Work to be completed:
Find and copy each line of the records where the string "icon" shows up.

(Source records)
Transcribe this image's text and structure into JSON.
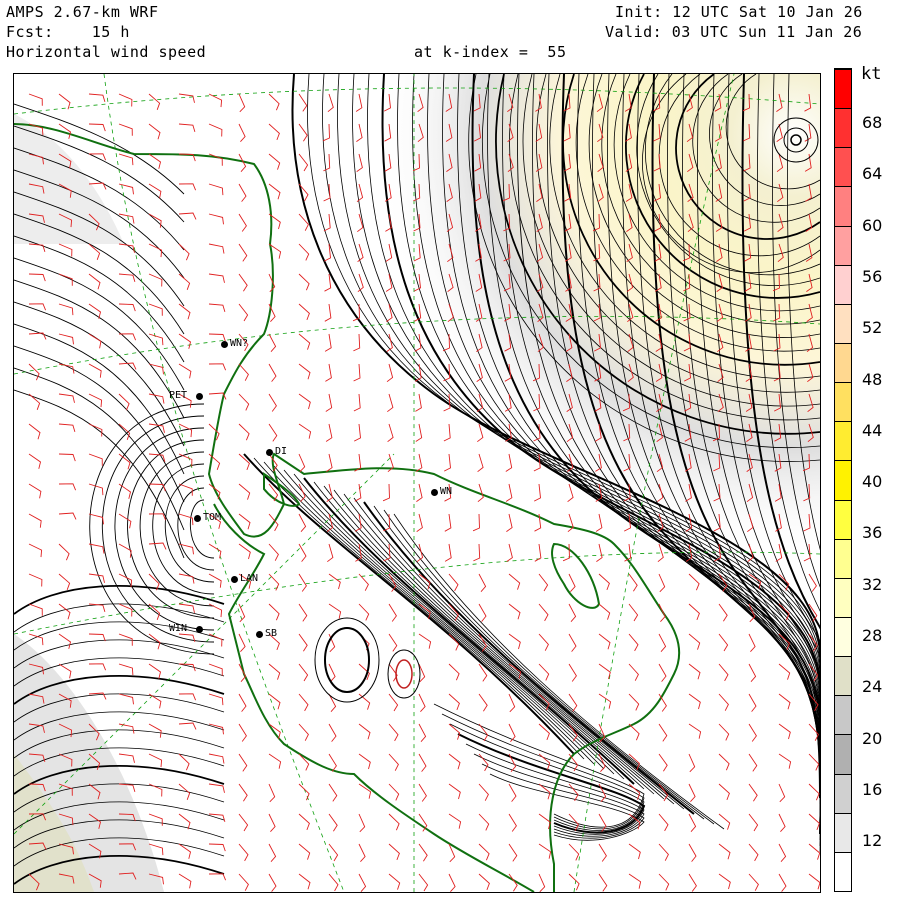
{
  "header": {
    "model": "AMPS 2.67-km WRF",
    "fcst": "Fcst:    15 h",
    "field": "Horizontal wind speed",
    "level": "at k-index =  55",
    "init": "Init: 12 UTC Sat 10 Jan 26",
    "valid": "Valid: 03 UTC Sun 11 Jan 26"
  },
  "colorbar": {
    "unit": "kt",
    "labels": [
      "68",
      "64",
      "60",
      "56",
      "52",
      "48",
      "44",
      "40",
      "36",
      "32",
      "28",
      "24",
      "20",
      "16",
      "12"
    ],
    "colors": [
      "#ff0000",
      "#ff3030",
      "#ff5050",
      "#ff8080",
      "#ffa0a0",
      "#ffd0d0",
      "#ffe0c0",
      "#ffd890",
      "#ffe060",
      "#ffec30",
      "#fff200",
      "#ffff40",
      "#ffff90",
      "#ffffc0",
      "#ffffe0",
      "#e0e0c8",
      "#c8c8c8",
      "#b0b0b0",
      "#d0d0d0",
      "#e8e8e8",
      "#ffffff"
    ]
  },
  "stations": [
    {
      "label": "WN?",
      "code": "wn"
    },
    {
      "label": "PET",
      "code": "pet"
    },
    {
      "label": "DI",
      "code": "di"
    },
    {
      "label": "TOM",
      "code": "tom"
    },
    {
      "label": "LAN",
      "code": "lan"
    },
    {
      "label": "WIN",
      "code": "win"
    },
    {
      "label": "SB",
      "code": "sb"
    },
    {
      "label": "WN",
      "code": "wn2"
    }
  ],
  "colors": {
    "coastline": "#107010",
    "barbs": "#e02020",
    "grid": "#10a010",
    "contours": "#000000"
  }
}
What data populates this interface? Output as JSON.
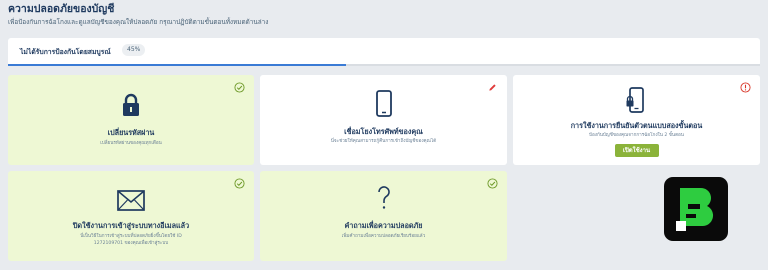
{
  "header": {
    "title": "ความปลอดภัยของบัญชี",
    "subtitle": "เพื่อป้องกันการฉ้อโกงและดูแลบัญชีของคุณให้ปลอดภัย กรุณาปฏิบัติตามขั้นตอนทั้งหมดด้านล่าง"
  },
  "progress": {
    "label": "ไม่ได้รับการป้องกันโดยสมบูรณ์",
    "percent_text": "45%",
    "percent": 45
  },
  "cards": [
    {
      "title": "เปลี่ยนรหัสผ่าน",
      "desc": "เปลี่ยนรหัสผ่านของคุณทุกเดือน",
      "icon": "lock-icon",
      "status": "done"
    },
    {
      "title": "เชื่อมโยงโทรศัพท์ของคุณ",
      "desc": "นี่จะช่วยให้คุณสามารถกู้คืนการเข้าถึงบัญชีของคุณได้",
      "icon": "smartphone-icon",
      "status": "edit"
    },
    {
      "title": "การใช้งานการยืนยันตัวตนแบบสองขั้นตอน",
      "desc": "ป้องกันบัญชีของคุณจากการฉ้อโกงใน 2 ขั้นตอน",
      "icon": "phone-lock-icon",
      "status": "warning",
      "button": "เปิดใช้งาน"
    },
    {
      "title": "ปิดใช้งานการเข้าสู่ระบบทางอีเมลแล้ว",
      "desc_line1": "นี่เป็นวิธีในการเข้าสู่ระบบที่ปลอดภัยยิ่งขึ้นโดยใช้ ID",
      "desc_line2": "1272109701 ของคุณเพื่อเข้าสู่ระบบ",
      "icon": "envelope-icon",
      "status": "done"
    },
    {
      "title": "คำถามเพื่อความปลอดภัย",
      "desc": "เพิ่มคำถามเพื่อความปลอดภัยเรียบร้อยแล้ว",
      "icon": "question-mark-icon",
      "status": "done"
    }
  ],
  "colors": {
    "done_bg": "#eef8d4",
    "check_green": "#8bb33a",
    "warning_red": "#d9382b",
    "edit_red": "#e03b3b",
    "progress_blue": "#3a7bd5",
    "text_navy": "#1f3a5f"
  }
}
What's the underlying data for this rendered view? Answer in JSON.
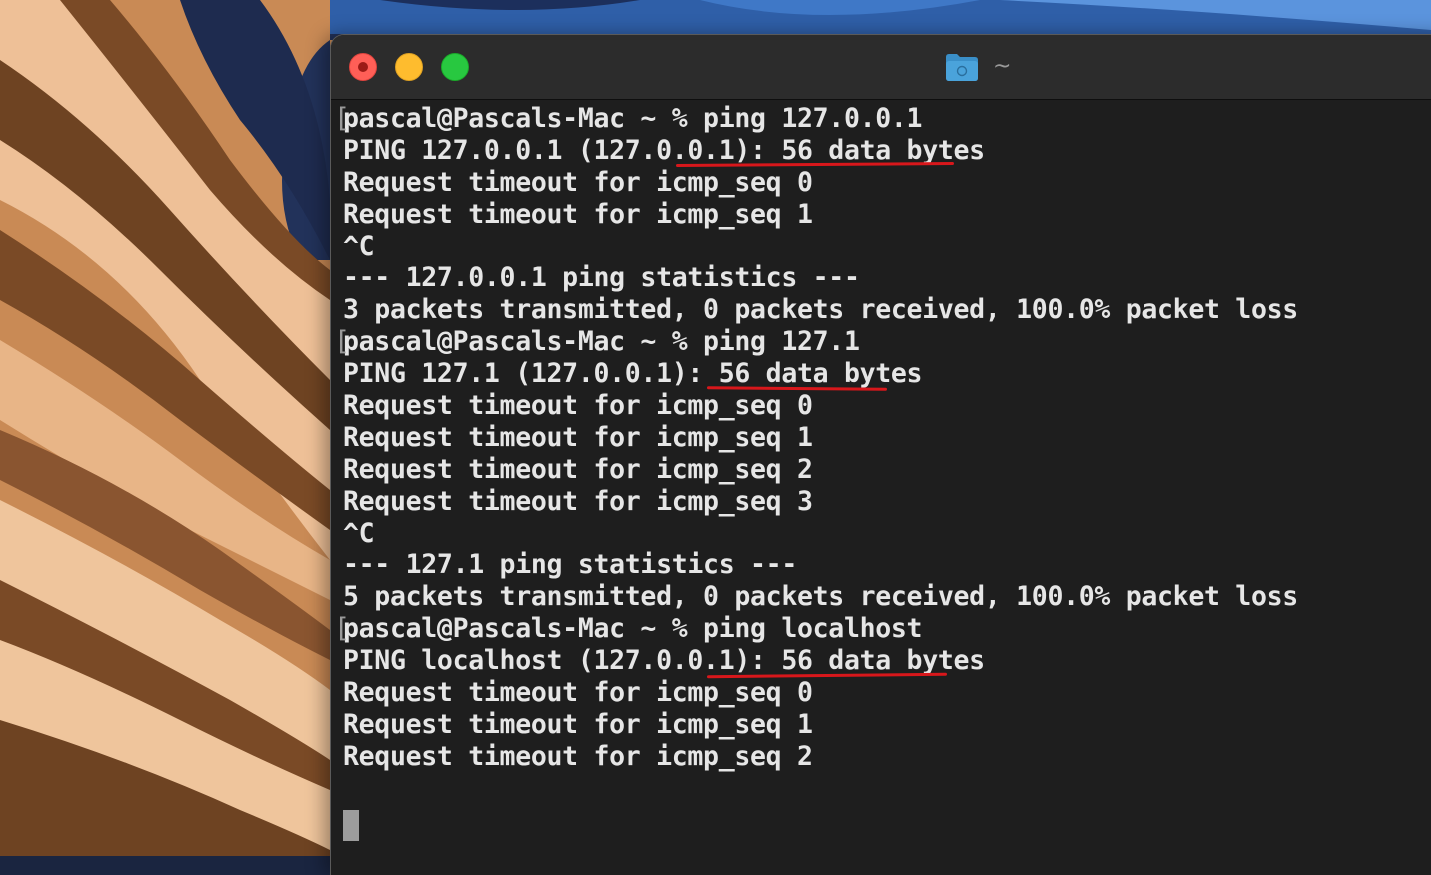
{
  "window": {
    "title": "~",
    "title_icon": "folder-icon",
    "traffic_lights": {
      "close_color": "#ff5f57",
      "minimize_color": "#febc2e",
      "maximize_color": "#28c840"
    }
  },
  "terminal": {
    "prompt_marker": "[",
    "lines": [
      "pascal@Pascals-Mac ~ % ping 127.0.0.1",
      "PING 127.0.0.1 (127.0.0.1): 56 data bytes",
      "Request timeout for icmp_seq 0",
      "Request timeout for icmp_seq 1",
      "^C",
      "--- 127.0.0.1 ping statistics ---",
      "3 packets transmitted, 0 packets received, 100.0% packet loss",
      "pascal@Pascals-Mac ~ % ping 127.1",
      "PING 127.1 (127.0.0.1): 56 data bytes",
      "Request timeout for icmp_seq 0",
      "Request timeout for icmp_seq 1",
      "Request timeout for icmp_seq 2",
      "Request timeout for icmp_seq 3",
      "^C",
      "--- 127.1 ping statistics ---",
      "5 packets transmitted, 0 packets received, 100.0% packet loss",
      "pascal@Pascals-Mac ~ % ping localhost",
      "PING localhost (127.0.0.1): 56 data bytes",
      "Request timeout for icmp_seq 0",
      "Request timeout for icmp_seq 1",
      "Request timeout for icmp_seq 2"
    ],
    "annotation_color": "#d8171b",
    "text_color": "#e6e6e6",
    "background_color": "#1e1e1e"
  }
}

Exercise response:
      "icon": "lock-icon",
      "icon": "smartphone-icon",
      "icon": "phone-lock-icon",
      "icon": "envelope-icon",
      "icon": "question-mark-icon",
    "title_icon": "folder-icon",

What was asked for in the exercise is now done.